For example, if you are a very active person, you may be drawn to the limbs of Padasevana or Archana, which involve serving the Divine through physical activities. If you are more introverted, you may be drawn to the limbs of Smarana or Atmanivedana, which involve more internal practices.
Practicing Bhakti Yoga
Once you have chosen a limb of Bhakti Yoga, you can simply start practicing. There is no need to make a big commitment or to follow any specific rules. Just start by doing what feels good to you.
Here are some ways to strengthen your devotion and love for the Divine.
- Have an open mind The most important thing is to approach Bhakti Yoga with an open and loving heart.
- Be consistent. Here are some easy ways to add Bhakti Yoga to your day, even if you’re short on time.
- Embrace the idea that perfection is not essential. There is no definitive method for practicing Bhakti Yoga. Simply follow what resonates with you and have confidence in your chosen path.
- If you wish to delve deeper into Bhakti Yoga, a plethora of resources are accessible online and at local libraries. Additionally, you can explore Bhakti Yoga through teachers and communities situated in numerous cities and towns.
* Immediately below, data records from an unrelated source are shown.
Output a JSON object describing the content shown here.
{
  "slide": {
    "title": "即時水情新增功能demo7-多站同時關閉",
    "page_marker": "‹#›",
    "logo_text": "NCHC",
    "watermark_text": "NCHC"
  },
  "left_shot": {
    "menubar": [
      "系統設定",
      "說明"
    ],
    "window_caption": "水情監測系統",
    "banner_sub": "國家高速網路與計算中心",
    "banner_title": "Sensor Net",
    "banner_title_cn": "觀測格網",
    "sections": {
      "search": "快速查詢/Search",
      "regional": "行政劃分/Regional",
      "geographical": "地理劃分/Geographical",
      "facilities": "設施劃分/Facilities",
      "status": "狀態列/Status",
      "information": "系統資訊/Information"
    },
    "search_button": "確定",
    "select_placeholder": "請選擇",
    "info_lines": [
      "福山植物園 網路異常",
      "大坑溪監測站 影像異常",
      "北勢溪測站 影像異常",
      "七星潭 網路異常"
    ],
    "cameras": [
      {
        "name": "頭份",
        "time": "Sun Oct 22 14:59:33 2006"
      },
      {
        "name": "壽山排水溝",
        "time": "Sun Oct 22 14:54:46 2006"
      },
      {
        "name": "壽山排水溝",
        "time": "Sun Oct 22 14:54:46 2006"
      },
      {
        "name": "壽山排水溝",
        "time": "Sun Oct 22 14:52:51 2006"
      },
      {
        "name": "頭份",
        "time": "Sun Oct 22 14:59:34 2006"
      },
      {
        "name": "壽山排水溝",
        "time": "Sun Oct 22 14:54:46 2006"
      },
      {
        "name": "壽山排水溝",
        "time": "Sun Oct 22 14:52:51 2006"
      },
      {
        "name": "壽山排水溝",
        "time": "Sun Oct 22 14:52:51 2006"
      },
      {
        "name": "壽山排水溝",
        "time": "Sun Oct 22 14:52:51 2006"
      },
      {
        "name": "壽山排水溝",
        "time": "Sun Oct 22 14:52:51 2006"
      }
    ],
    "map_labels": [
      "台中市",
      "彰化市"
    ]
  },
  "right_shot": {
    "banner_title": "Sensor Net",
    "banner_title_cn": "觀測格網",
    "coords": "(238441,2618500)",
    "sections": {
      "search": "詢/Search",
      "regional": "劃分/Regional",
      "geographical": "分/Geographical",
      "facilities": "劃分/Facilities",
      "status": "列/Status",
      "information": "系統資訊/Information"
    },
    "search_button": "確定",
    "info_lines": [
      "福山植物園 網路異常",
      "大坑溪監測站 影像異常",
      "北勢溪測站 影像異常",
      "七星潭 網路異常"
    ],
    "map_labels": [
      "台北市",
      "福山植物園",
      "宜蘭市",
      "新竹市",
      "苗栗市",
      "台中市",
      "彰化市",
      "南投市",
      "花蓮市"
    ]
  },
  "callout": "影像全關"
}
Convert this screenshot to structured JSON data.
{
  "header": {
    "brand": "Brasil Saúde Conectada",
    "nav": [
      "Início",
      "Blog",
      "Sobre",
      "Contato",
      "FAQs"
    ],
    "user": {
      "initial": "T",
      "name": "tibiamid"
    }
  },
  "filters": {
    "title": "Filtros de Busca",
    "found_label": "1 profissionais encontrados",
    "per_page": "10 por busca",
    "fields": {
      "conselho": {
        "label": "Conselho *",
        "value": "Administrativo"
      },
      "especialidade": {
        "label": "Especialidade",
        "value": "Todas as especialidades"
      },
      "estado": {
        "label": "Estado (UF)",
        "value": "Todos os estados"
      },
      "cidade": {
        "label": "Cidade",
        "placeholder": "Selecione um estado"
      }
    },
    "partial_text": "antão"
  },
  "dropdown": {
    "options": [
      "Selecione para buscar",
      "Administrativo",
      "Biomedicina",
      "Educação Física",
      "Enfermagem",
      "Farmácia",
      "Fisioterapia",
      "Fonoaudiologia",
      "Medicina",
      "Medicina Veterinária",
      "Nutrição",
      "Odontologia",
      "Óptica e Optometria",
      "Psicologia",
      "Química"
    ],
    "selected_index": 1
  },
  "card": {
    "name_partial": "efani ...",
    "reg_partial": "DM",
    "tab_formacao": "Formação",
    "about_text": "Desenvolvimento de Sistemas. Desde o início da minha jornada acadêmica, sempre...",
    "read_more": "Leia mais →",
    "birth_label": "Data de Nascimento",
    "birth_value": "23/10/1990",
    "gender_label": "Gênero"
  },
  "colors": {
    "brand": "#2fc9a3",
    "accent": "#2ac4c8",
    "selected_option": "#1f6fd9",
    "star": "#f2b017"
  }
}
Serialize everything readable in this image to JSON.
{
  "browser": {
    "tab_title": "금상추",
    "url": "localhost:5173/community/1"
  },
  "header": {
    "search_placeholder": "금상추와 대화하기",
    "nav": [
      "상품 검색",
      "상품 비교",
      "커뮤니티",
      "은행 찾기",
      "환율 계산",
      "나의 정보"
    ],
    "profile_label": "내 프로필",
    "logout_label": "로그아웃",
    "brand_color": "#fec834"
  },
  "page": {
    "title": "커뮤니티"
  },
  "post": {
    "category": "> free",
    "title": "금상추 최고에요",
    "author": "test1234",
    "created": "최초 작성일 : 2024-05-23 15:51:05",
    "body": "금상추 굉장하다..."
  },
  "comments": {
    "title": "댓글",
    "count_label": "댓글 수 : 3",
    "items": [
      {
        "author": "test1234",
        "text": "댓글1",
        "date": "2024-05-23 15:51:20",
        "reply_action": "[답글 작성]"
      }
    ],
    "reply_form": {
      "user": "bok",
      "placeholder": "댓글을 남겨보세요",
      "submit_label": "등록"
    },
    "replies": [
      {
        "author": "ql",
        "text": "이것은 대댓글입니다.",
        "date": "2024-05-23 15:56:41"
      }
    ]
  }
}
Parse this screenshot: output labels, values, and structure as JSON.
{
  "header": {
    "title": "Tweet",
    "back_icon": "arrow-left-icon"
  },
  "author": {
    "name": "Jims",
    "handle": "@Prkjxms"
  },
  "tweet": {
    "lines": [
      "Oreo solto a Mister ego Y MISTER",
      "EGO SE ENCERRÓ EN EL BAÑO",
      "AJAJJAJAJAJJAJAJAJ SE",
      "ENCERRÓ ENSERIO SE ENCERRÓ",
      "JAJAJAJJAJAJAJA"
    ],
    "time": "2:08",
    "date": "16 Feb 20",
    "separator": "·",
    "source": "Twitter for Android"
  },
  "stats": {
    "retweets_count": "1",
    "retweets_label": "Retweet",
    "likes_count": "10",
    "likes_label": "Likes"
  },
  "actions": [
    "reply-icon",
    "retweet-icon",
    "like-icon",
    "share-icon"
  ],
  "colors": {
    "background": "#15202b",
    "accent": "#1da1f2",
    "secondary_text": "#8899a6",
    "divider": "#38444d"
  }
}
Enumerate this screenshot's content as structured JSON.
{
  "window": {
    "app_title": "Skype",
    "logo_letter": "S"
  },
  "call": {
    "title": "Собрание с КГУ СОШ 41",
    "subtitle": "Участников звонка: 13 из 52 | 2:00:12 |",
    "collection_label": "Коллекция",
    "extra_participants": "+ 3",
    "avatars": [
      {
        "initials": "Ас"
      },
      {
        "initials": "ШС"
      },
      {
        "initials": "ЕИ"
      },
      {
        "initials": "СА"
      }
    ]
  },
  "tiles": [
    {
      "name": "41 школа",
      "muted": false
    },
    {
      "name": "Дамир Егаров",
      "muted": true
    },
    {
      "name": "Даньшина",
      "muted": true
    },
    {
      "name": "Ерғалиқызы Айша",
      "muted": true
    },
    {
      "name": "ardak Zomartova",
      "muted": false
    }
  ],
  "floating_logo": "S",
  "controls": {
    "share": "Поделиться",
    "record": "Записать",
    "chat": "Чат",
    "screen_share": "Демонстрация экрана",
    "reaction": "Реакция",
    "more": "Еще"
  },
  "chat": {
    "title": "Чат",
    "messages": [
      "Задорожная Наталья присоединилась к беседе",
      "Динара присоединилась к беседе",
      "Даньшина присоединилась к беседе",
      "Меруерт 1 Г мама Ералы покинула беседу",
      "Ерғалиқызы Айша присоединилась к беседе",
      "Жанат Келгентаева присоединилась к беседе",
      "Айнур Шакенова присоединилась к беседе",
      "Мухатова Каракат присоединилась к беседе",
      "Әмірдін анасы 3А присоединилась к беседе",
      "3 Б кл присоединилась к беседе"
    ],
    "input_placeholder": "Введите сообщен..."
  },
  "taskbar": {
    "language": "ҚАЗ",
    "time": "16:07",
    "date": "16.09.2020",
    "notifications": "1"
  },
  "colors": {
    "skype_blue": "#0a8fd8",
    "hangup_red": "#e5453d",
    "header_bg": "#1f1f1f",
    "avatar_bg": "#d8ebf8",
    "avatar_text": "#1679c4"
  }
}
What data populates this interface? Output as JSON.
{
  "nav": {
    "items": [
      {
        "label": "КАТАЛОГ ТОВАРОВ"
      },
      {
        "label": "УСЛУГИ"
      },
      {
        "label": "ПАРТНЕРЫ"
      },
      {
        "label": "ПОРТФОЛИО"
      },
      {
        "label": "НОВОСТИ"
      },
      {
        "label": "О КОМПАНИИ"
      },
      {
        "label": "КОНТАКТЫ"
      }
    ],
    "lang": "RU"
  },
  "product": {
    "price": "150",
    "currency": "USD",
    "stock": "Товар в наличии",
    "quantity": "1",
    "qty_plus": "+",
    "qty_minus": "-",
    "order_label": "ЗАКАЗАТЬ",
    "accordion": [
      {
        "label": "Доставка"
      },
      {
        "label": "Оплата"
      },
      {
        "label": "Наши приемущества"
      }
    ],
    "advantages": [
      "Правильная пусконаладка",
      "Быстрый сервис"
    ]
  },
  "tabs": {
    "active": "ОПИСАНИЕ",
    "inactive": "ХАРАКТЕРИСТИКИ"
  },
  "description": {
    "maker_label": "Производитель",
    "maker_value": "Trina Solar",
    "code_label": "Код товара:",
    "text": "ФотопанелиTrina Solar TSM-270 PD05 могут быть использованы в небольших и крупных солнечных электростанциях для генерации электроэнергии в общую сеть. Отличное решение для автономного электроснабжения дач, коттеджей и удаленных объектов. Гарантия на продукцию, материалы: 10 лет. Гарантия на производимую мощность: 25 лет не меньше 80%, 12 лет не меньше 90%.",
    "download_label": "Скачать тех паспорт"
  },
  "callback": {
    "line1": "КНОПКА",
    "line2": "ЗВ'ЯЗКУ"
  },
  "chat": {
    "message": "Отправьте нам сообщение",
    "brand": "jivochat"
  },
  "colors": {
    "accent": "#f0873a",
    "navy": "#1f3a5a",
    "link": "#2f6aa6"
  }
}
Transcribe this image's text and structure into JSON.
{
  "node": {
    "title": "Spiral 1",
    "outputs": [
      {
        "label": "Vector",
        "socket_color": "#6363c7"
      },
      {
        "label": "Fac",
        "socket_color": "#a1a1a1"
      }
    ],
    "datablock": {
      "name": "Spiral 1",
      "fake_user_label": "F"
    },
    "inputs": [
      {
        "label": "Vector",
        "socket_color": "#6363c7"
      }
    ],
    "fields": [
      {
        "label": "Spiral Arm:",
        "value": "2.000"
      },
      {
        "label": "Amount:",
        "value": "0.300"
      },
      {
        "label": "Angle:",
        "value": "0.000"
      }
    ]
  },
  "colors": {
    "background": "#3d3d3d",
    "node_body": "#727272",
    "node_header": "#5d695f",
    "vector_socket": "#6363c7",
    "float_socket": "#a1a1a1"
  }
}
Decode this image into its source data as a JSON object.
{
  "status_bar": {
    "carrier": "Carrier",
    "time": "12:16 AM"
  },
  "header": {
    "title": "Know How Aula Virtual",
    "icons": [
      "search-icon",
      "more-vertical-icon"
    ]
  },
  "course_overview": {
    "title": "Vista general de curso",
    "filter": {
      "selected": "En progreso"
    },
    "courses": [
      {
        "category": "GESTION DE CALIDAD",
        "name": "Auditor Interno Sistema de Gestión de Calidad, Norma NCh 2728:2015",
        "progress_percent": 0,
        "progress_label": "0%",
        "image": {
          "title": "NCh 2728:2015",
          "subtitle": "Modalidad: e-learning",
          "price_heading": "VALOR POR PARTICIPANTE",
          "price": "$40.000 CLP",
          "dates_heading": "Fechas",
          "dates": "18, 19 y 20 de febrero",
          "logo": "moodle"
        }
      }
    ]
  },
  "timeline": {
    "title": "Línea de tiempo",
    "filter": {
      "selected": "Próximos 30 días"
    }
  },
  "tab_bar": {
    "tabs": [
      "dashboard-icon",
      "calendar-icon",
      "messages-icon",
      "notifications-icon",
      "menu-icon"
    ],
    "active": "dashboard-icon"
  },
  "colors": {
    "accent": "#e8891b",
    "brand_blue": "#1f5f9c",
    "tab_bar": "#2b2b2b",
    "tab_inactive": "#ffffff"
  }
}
- Bhakti Yoga is a path of spiritual practice that emphasizes devotion to God. It is a path of love, surrender, and service. Bhakti Yoga can be practiced by people of all faiths and backgrounds.
The power of devotion is immense. It can transform your life in many ways. It can help you to:
- Deepening your relationship with your spiritual self.
- Encountering increased love, joy, and peace in your life.
- Heal from emotional and physical wound.
- Overcome challenges and obstacles.
- Live a more meaningful and fulfilling life.